• [PROBLEM REQUIREMENTS]: If a line in the data below contains "Highlight", copy it.
============================================================
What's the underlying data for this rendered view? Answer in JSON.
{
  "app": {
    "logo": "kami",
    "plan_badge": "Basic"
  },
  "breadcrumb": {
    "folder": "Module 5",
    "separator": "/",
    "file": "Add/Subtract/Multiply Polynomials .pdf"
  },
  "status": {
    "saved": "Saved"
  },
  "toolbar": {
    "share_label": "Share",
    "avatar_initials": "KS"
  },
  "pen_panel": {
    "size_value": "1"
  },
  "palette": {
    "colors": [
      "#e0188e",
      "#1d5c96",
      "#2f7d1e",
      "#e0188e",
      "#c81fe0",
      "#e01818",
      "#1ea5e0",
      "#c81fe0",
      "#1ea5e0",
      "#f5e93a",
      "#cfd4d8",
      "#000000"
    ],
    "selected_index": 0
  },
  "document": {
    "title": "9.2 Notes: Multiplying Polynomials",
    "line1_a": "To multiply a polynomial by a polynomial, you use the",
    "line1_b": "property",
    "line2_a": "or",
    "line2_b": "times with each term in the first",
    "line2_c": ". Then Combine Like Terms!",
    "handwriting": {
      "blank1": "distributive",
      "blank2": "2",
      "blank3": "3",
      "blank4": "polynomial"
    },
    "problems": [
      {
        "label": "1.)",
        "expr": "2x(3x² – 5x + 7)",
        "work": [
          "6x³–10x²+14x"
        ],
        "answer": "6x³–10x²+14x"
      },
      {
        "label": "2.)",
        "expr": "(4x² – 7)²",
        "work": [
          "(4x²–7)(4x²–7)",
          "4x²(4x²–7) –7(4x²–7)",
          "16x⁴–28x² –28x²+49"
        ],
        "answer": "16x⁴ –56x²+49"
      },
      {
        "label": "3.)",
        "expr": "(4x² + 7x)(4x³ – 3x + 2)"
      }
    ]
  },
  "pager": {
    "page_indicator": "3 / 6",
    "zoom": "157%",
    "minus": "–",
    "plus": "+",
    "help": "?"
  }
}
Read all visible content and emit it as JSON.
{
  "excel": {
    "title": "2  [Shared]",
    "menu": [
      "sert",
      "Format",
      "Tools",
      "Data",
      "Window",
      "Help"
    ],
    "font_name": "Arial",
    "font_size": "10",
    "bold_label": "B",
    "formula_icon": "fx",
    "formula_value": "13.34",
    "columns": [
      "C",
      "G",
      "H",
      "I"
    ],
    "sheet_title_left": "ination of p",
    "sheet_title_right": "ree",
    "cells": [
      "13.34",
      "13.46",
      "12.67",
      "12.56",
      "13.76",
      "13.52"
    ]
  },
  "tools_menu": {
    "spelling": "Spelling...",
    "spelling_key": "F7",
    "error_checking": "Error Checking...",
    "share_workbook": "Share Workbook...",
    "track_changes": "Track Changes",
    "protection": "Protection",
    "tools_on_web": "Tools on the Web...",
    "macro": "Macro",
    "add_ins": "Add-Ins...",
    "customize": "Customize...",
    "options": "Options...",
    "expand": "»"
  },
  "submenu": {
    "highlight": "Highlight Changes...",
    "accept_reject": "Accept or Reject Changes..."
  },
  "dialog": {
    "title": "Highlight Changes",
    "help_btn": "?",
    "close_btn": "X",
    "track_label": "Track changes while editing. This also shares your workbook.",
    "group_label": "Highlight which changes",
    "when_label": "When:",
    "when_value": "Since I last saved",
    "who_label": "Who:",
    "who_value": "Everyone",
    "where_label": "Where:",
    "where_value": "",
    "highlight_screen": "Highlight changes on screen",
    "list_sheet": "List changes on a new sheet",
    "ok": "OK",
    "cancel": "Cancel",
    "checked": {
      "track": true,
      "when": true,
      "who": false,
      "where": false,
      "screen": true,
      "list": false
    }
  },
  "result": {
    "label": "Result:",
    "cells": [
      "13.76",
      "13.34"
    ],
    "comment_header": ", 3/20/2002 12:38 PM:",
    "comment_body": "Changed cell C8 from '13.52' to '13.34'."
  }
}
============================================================
• [REPLY TO THE TASK]:
    "highlight": "Highlight Changes...",
    "title": "Highlight Changes",
    "group_label": "Highlight which changes",
    "highlight_screen": "Highlight changes on screen",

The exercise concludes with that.